About Karjam Saeji
Lopez Island, WA
Karsang Jamtso (Karjam for short) Saeji was born in Gannan Tibetan Autonomous Prefecture, the third son and sixth child in a nomadic Tibetan family. His entire family still lives on the high grassland plateau where he was born, raising yak and sheep and visiting the local Buddhist monasteries. Fate, a good elementary school teacher and falling in with a certain group of cousins and friends led Karjam to stay in school, unlike his siblings. For middle school he had to leave his home and relocate to the county seat, Machu, where he stayed until the end of high school, by which time he’d been scouted by Gannan Tibetan Music and Dance Troupe, the most prestigious and perhaps earliest established of all the Tibetan “folk” performance groups. This troupe sent him to a school for performance where he studied for a year in a program so rigorous he said that the instructors seemed to relish making the dancers cry. This was also when he first began to learn Chinese, his second language after Amdo-Tibetan. He later took time off from his troupe to attend a two year program in Tibetan Language and Literature at Northwest Nationalities (Minorities) University in Lanzhou, China. Consequently he can read and write literary and modern Tibetan and is familiar with the classics of Tibetan literature.
Living in the prefectural seat of Hezuo for fifteen years with the exception of his time in university Karjam attained a high degree of training in Tibetan traditional dance from many different regions and in many different forms, ranging from the slow Buddhist dances usually performed by the monks to huge Communist-style mass productions where the troupe would train hundreds of townspeople to create a massive display for festivals. He had perhaps the most experience with dance to occupy the eye while a singer or two belted out a song from center stage. As he grew older and more experienced the troupe realized his singing talent and he began to gain a reputation for his voice, now the members of his troupe began to dance around him as he stood with a microphone. Fate threw him an unexpected curve ball when he went to perform at a traditional mask dance festival in Korea and fell in love with an American woman. His troupe began to worry that he’d go on an overseas tour and become an illegal immigrant, preventing all of them from ever getting a “special purposes passport” ever again, and just as it had seemed he was to emerge as a front-liner he was confined to the domestic stage.
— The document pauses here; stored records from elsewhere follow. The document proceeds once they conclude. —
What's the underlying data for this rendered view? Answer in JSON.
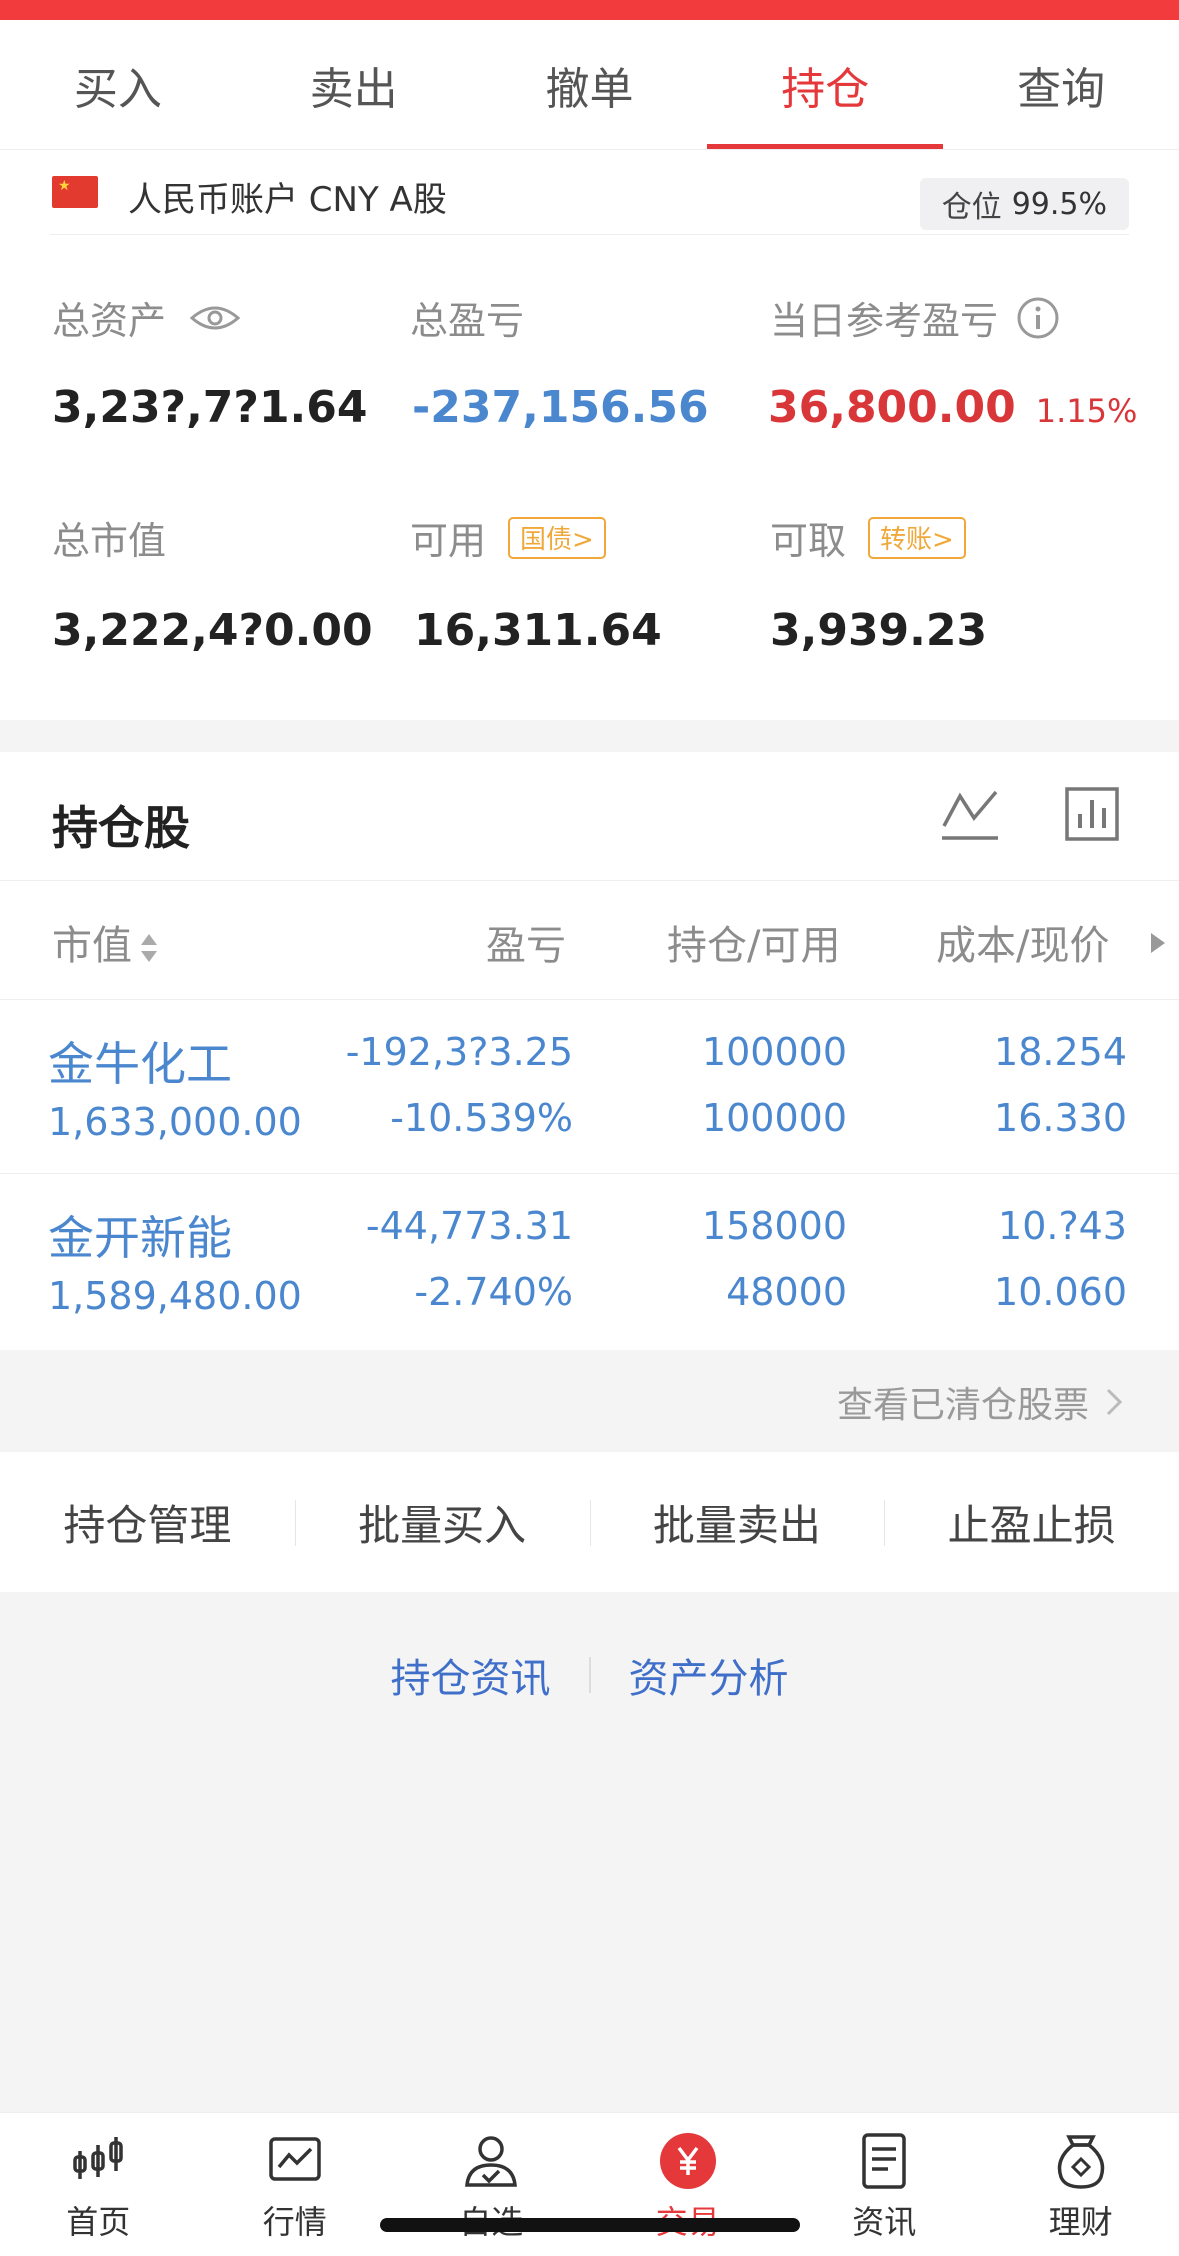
{
  "tabs": [
    "买入",
    "卖出",
    "撤单",
    "持仓",
    "查询"
  ],
  "active_tab": "持仓",
  "account": {
    "name": "人民币账户 CNY A股",
    "position_label": "仓位",
    "position_value": "99.5%"
  },
  "stats": {
    "total_assets_label": "总资产",
    "total_assets_value": "3,23?,7?1.64",
    "total_pnl_label": "总盈亏",
    "total_pnl_value": "-237,156.56",
    "daily_pnl_label": "当日参考盈亏",
    "daily_pnl_value": "36,800.00",
    "daily_pnl_pct": "1.15%",
    "market_value_label": "总市值",
    "market_value_value": "3,222,4?0.00",
    "available_label": "可用",
    "available_tag": "国债>",
    "available_value": "16,311.64",
    "withdrawable_label": "可取",
    "withdrawable_tag": "转账>",
    "withdrawable_value": "3,939.23"
  },
  "holdings": {
    "title": "持仓股",
    "columns": [
      "市值",
      "盈亏",
      "持仓/可用",
      "成本/现价"
    ],
    "rows": [
      {
        "name": "金牛化工",
        "market_value": "1,633,000.00",
        "pnl": "-192,3?3.25",
        "pnl_pct": "-10.539%",
        "holding": "100000",
        "available": "100000",
        "cost": "18.254",
        "price": "16.330"
      },
      {
        "name": "金开新能",
        "market_value": "1,589,480.00",
        "pnl": "-44,773.31",
        "pnl_pct": "-2.740%",
        "holding": "158000",
        "available": "48000",
        "cost": "10.?43",
        "price": "10.060"
      }
    ]
  },
  "cleared_link": "查看已清仓股票",
  "actions": [
    "持仓管理",
    "批量买入",
    "批量卖出",
    "止盈止损"
  ],
  "links": [
    "持仓资讯",
    "资产分析"
  ],
  "nav": [
    {
      "label": "首页",
      "icon": "candlestick-icon"
    },
    {
      "label": "行情",
      "icon": "chart-window-icon"
    },
    {
      "label": "自选",
      "icon": "person-check-icon"
    },
    {
      "label": "交易",
      "icon": "yuan-circle-icon"
    },
    {
      "label": "资讯",
      "icon": "document-icon"
    },
    {
      "label": "理财",
      "icon": "money-bag-icon"
    }
  ],
  "colors": {
    "accent": "#e5383b",
    "blue": "#4a87cf",
    "orange": "#f0a83a"
  }
}
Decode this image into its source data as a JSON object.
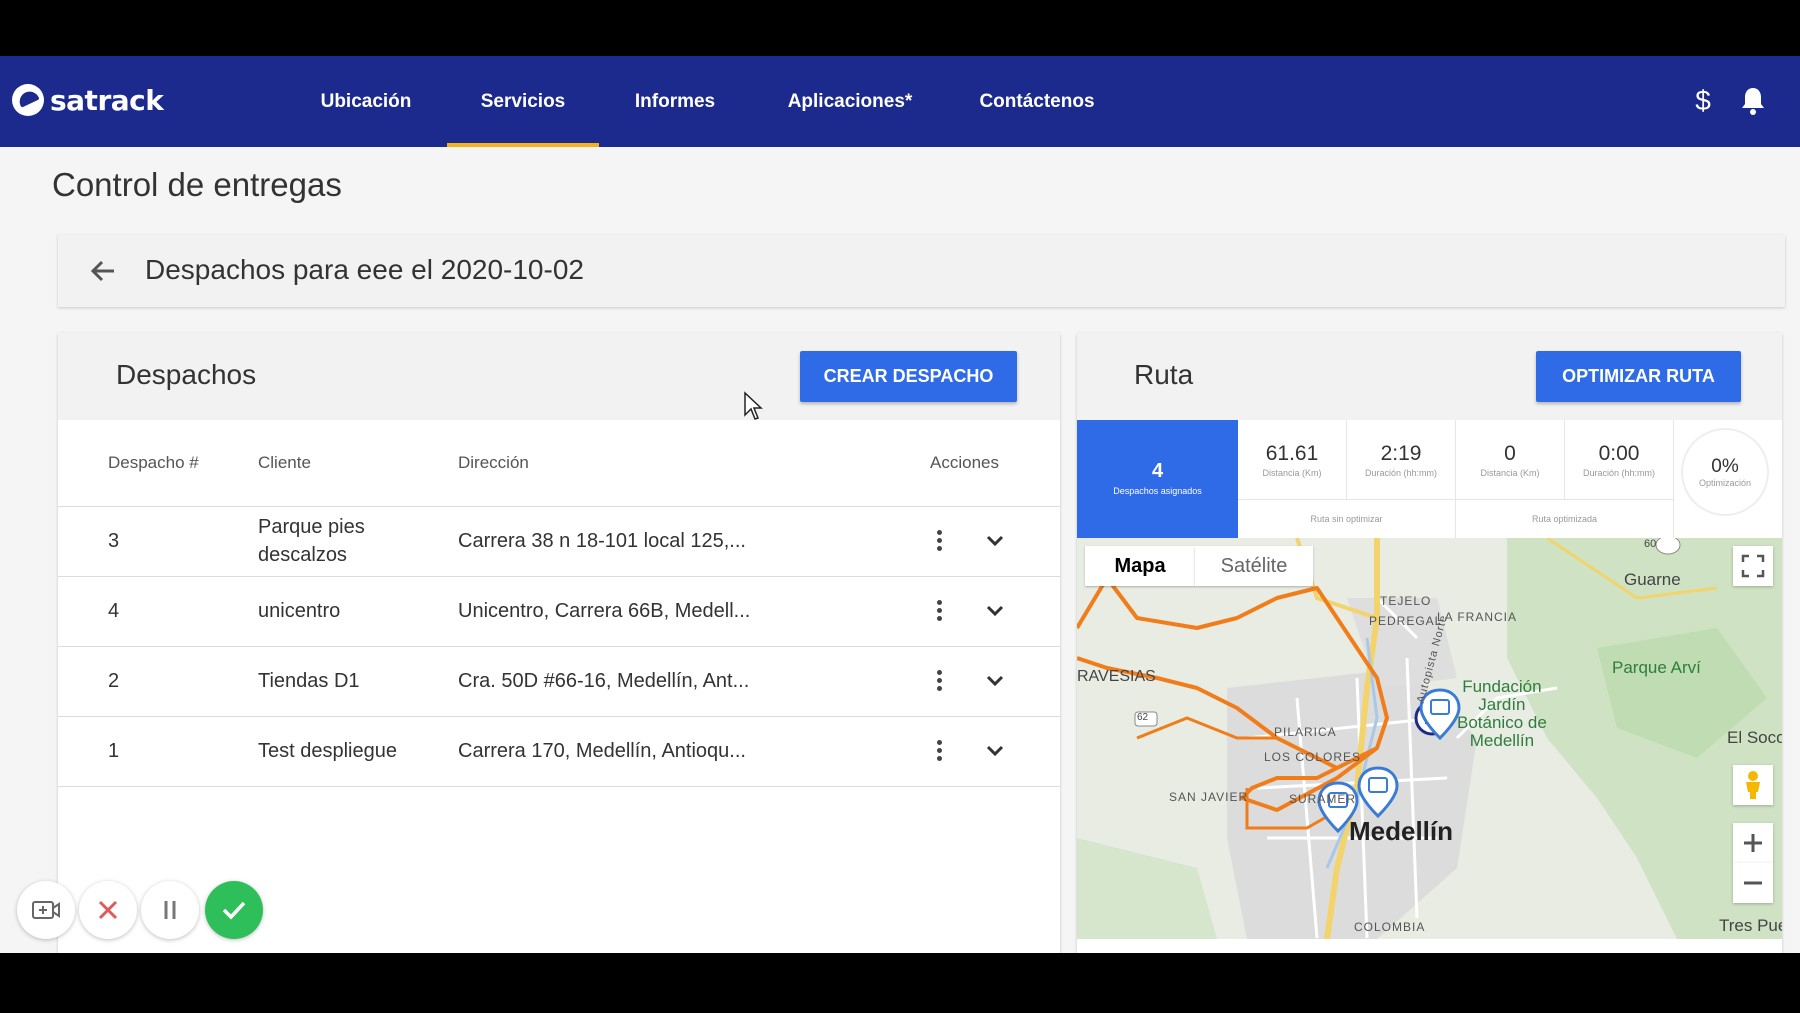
{
  "app": {
    "brand": "satrack"
  },
  "nav": {
    "items": [
      {
        "label": "Ubicación"
      },
      {
        "label": "Servicios"
      },
      {
        "label": "Informes"
      },
      {
        "label": "Aplicaciones*"
      },
      {
        "label": "Contáctenos"
      }
    ],
    "active": "Servicios",
    "icons": [
      "dollar-icon",
      "bell-icon"
    ],
    "dollar_glyph": "$"
  },
  "page": {
    "title": "Control de entregas",
    "subtitle": "Despachos para eee el 2020-10-02"
  },
  "despachos": {
    "title": "Despachos",
    "create_label": "CREAR DESPACHO",
    "columns": [
      "Despacho #",
      "Cliente",
      "Dirección",
      "Acciones"
    ],
    "rows": [
      {
        "num": "3",
        "cliente": "Parque pies descalzos",
        "direccion": "Carrera 38 n 18-101 local 125,..."
      },
      {
        "num": "4",
        "cliente": "unicentro",
        "direccion": "Unicentro, Carrera 66B, Medell..."
      },
      {
        "num": "2",
        "cliente": "Tiendas D1",
        "direccion": "Cra. 50D #66-16, Medellín, Ant..."
      },
      {
        "num": "1",
        "cliente": "Test despliegue",
        "direccion": "Carrera 170, Medellín, Antioqu..."
      }
    ]
  },
  "ruta": {
    "title": "Ruta",
    "optimize_label": "OPTIMIZAR RUTA",
    "assigned": {
      "value": "4",
      "label": "Despachos asignados"
    },
    "sin_optimizar": {
      "label": "Ruta sin optimizar",
      "distancia": "61.61",
      "distancia_label": "Distancia (Km)",
      "duracion": "2:19",
      "duracion_label": "Duración (hh:mm)"
    },
    "optimizada": {
      "label": "Ruta optimizada",
      "distancia": "0",
      "distancia_label": "Distancia (Km)",
      "duracion": "0:00",
      "duracion_label": "Duración (hh:mm)"
    },
    "optimizacion": {
      "value": "0%",
      "label": "Optimización"
    }
  },
  "map": {
    "tabs": [
      "Mapa",
      "Satélite"
    ],
    "active_tab": "Mapa",
    "labels": {
      "guarne": "Guarne",
      "tejelo": "TEJELO",
      "pedregal": "PEDREGAL",
      "la_francia": "LA FRANCIA",
      "autopista": "Autopista Norte",
      "travesias": "RAVESIAS",
      "parque_arvi": "Parque Arví",
      "jardin": "Fundación\nJardín\nBotánico de\nMedellín",
      "el_socorro": "El Socor",
      "pilarica": "PILARICA",
      "los_colores": "LOS COLORES",
      "san_javier": "SAN JAVIER",
      "suramericana": "SURAMER",
      "medellin": "Medellín",
      "colombia": "COLOMBIA",
      "tres_puertas": "Tres Puer",
      "road_60": "60",
      "road_62": "62"
    },
    "route_color": "#f07d1a"
  },
  "recorder": {
    "controls": [
      "camera-icon",
      "close-icon",
      "pause-icon",
      "check-icon"
    ]
  }
}
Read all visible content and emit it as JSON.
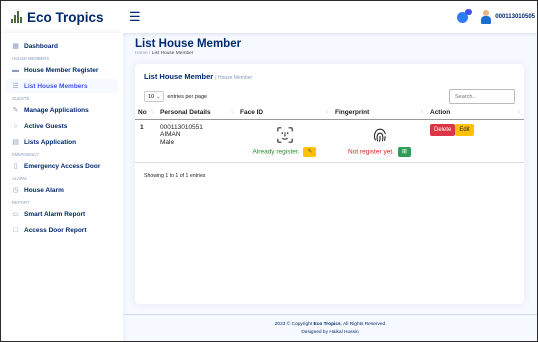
{
  "brand": {
    "name": "Eco Tropics"
  },
  "header": {
    "user_id": "000113010505"
  },
  "sidebar": {
    "dashboard": "Dashboard",
    "sec_house_members": "HOUSE MEMBERS",
    "house_member_register": "House Member Register",
    "list_house_members": "List House Members",
    "sec_guests": "GUESTS",
    "manage_applications": "Manage Applications",
    "active_guests": "Active Guests",
    "lists_application": "Lists Application",
    "sec_emergency": "EMERGENCY",
    "emergency_access_door": "Emergency Access Door",
    "sec_alarm": "ALARM",
    "house_alarm": "House Alarm",
    "sec_report": "REPORT",
    "smart_alarm_report": "Smart Alarm Report",
    "access_door_report": "Access Door Report"
  },
  "page": {
    "title": "List House Member",
    "breadcrumb_home": "Home",
    "breadcrumb_sep": " / ",
    "breadcrumb_current": "List House Member"
  },
  "card": {
    "title": "List House Member",
    "subtitle": "| House Member"
  },
  "table_controls": {
    "entries_value": "10",
    "entries_label": "entries per page",
    "search_placeholder": "Search..."
  },
  "table": {
    "headers": [
      "No",
      "Personal Details",
      "Face ID",
      "Fingerprint",
      "Action"
    ],
    "rows": [
      {
        "no": "1",
        "id": "000113010551",
        "name": "AIMAN",
        "gender": "Male",
        "face_status": "Already register.",
        "fingerprint_status": "Not register yet.",
        "delete_label": "Delete",
        "edit_label": "Edit"
      }
    ],
    "info": "Showing 1 to 1 of 1 entries"
  },
  "footer": {
    "copyright_prefix": "2023 © Copyright ",
    "copyright_brand": "Eco Tropics",
    "copyright_suffix": ". All Rights Reserved",
    "designed_by": "Designed by Haikal Hussin"
  },
  "colors": {
    "primary": "#4154f1",
    "navy": "#012970",
    "danger": "#dc3545",
    "warning": "#ffc107",
    "success": "#2e9d57"
  }
}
Frustrated, Karjam looked outwards, singing in a Tibetan-themed nightclub in Beijing and even revisiting Korea after he secured a passport not restricted to special purposes. Today he’s living in America and he’s also been on a Buddhist Pilgrimage to India and Nepal, seeing all the major sites associated with Buddhism in the past and Tibetan Buddhism today. In America he’s tackling the uphill battle of becoming a music and dance professional without government funding and an entire troupe around him.